Performance Skills & Process: Musical Ensemble


Ensemble performers play an integral role in bringing the world of musicals and operas to life. They perform intricate dance parts, add harmonized vocal parts to full-company musical numbers, and act out background parts that flesh out the main story.

Ensemble performers have been central to theatre as an art form since its inception. However, their role has changed throughout the centuries. In Ancient Greece, the ensemble formed the Greek chorus, while early Broadway saw ensemble performers become the professional dancers of vaudeville-style shows. Today, musical theatre ensemble members are the so-called “triple-threat”, known for their excellent acting, singing, and dancing abilities. In contemporary shows, specialist tricks and skills are also sometimes incorporated into ensemble performances, such as playing musical instruments (e.g. Once), acrobatics (e.g. _Pippin), and even sword-swallowing (e.g. Moulin Rouge!).

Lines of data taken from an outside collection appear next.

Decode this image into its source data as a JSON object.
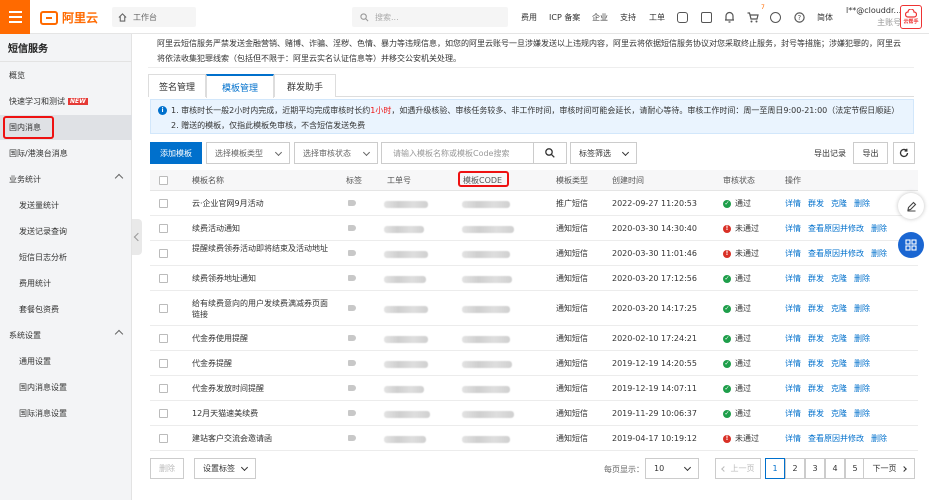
{
  "topbar": {
    "logo_text": "阿里云",
    "workbench": "工作台",
    "search_placeholder": "搜索...",
    "links": [
      "费用",
      "ICP 备案",
      "企业",
      "支持",
      "工单"
    ],
    "cart_badge": "7",
    "language": "简体",
    "account_name": "l**@clouddr...",
    "account_role": "主账号",
    "avatar_text": "云帮手"
  },
  "sidebar": {
    "title": "短信服务",
    "items": [
      {
        "label": "概览"
      },
      {
        "label": "快速学习和测试",
        "badge": "NEW"
      },
      {
        "label": "国内消息"
      },
      {
        "label": "国际/港澳台消息"
      },
      {
        "label": "业务统计"
      },
      {
        "label": "发送量统计"
      },
      {
        "label": "发送记录查询"
      },
      {
        "label": "短信日志分析"
      },
      {
        "label": "费用统计"
      },
      {
        "label": "套餐包资费"
      },
      {
        "label": "系统设置"
      },
      {
        "label": "通用设置"
      },
      {
        "label": "国内消息设置"
      },
      {
        "label": "国际消息设置"
      }
    ]
  },
  "notice": "阿里云短信服务严禁发送金融营销、赌博、诈骗、淫秽、色情、暴力等违规信息，如您的阿里云账号一旦涉嫌发送以上违规内容，阿里云将依据短信服务协议对您采取终止服务，封号等措施；涉嫌犯罪的，阿里云将依法收集犯罪线索（包括但不限于：阿里云实名认证信息等）并移交公安机关处理。",
  "tabs": [
    "签名管理",
    "模板管理",
    "群发助手"
  ],
  "info": {
    "line1_prefix": "1. 审核时长一般2小时内完成，近期平均完成审核时长约",
    "line1_highlight": "1小时",
    "line1_suffix": "，如遇升级核验、审核任务较多、非工作时间，审核时间可能会延长，请耐心等待。审核工作时间：周一至周日9:00-21:00（法定节假日顺延）",
    "line2": "2. 赠送的模板，仅指此模板免审核，不含短信发送免费"
  },
  "toolbar": {
    "add_button": "添加模板",
    "type_select": "选择模板类型",
    "status_select": "选择审核状态",
    "search_placeholder": "请输入模板名称或模板Code搜索",
    "tag_filter": "标签筛选",
    "export_records": "导出记录",
    "export_button": "导出"
  },
  "table": {
    "headers": [
      "模板名称",
      "标签",
      "工单号",
      "模板CODE",
      "模板类型",
      "创建时间",
      "审核状态",
      "操作"
    ],
    "rows": [
      {
        "name": "云·企业官网9月活动",
        "type": "推广短信",
        "created": "2022-09-27 11:20:53",
        "status": "通过",
        "ok": true,
        "ops": [
          "详情",
          "群发",
          "克隆",
          "删除"
        ]
      },
      {
        "name": "续费活动通知",
        "type": "通知短信",
        "created": "2020-03-30 14:30:40",
        "status": "未通过",
        "ok": false,
        "ops": [
          "详情",
          "查看原因并修改",
          "删除"
        ]
      },
      {
        "name": "提醒续费领券活动即将结束及活动地址",
        "type": "通知短信",
        "created": "2020-03-30 11:01:46",
        "status": "未通过",
        "ok": false,
        "ops": [
          "详情",
          "查看原因并修改",
          "删除"
        ]
      },
      {
        "name": "续费领券地址通知",
        "type": "通知短信",
        "created": "2020-03-20 17:12:56",
        "status": "通过",
        "ok": true,
        "ops": [
          "详情",
          "群发",
          "克隆",
          "删除"
        ]
      },
      {
        "name": "给有续费意向的用户发续费满减券页面链接",
        "type": "通知短信",
        "created": "2020-03-20 14:17:25",
        "status": "通过",
        "ok": true,
        "ops": [
          "详情",
          "群发",
          "克隆",
          "删除"
        ]
      },
      {
        "name": "代金券使用提醒",
        "type": "通知短信",
        "created": "2020-02-10 17:24:21",
        "status": "通过",
        "ok": true,
        "ops": [
          "详情",
          "群发",
          "克隆",
          "删除"
        ]
      },
      {
        "name": "代金券提醒",
        "type": "通知短信",
        "created": "2019-12-19 14:20:55",
        "status": "通过",
        "ok": true,
        "ops": [
          "详情",
          "群发",
          "克隆",
          "删除"
        ]
      },
      {
        "name": "代金券发放时间提醒",
        "type": "通知短信",
        "created": "2019-12-19 14:07:11",
        "status": "通过",
        "ok": true,
        "ops": [
          "详情",
          "群发",
          "克隆",
          "删除"
        ]
      },
      {
        "name": "12月天猫速美续费",
        "type": "通知短信",
        "created": "2019-11-29 10:06:37",
        "status": "通过",
        "ok": true,
        "ops": [
          "详情",
          "群发",
          "克隆",
          "删除"
        ]
      },
      {
        "name": "建站客户交流会邀请函",
        "type": "通知短信",
        "created": "2019-04-17 10:19:12",
        "status": "未通过",
        "ok": false,
        "ops": [
          "详情",
          "查看原因并修改",
          "删除"
        ]
      }
    ]
  },
  "footer": {
    "delete_button": "删除",
    "tag_settings": "设置标签",
    "page_size_label": "每页显示：",
    "page_size": "10",
    "prev": "上一页",
    "next": "下一页",
    "pages": [
      "1",
      "2",
      "3",
      "4",
      "5"
    ]
  },
  "colors": {
    "accent": "#ff6a00",
    "primary": "#0070cc",
    "success": "#1e9e4a",
    "error": "#d93026",
    "highlight_box": "#e11111"
  }
}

  • Communication: Exchanging information and conversation with another through speech, behavior, or movement.
  • Coordination: The ability to utilize different parts of the body in unison with great control. Within an ensemble, each individual must coordinate their movements with the rest of the group.
  • Harmony: Arrangement of music, often based in chords, that supports the melody.
  • Synchrony: Simultaneous movement or occurrence.
  • Timing: The ability to not only move to the beat, but also feel the beat of the music with one’s mind and body.
  • Track: The onstage existence of the actor performing a role, e.g., blocking, choreography, direction, etc.